PROMPT
With no omissions, write out every record given below.

RECORDS FOR THIS TASK
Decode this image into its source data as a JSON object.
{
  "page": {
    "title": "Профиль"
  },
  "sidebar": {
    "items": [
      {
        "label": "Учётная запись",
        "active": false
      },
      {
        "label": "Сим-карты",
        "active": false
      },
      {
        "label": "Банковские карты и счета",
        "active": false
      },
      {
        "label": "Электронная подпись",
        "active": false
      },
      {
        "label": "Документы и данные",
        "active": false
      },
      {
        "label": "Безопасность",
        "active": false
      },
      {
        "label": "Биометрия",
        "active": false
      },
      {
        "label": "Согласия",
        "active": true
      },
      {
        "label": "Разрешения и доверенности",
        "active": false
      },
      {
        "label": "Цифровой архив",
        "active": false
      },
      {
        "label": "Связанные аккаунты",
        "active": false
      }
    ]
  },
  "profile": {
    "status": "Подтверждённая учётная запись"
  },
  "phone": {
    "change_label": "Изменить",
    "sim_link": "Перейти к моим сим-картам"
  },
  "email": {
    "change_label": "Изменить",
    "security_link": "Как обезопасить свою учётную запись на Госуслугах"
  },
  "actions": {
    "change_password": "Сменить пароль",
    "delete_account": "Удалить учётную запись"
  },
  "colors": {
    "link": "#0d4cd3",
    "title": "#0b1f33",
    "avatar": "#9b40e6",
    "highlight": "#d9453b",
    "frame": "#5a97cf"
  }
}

RESPONSE TO THE TASK
Decode this image into its source data as a JSON object.
{
  "page": {
    "title": "Профиль"
  },
  "sidebar": {
    "items": [
      {
        "label": "Учётная запись",
        "active": false
      },
      {
        "label": "Сим-карты",
        "active": false
      },
      {
        "label": "Банковские карты и счета",
        "active": false
      },
      {
        "label": "Электронная подпись",
        "active": false
      },
      {
        "label": "Документы и данные",
        "active": false
      },
      {
        "label": "Безопасность",
        "active": false
      },
      {
        "label": "Биометрия",
        "active": false
      },
      {
        "label": "Согласия",
        "active": true
      },
      {
        "label": "Разрешения и доверенности",
        "active": false
      },
      {
        "label": "Цифровой архив",
        "active": false
      },
      {
        "label": "Связанные аккаунты",
        "active": false
      }
    ]
  },
  "profile": {
    "status": "Подтверждённая учётная запись"
  },
  "phone": {
    "change_label": "Изменить",
    "sim_link": "Перейти к моим сим-картам"
  },
  "email": {
    "change_label": "Изменить",
    "security_link": "Как обезопасить свою учётную запись на Госуслугах"
  },
  "actions": {
    "change_password": "Сменить пароль",
    "delete_account": "Удалить учётную запись"
  },
  "colors": {
    "link": "#0d4cd3",
    "title": "#0b1f33",
    "avatar": "#9b40e6",
    "highlight": "#d9453b",
    "frame": "#5a97cf"
  }
}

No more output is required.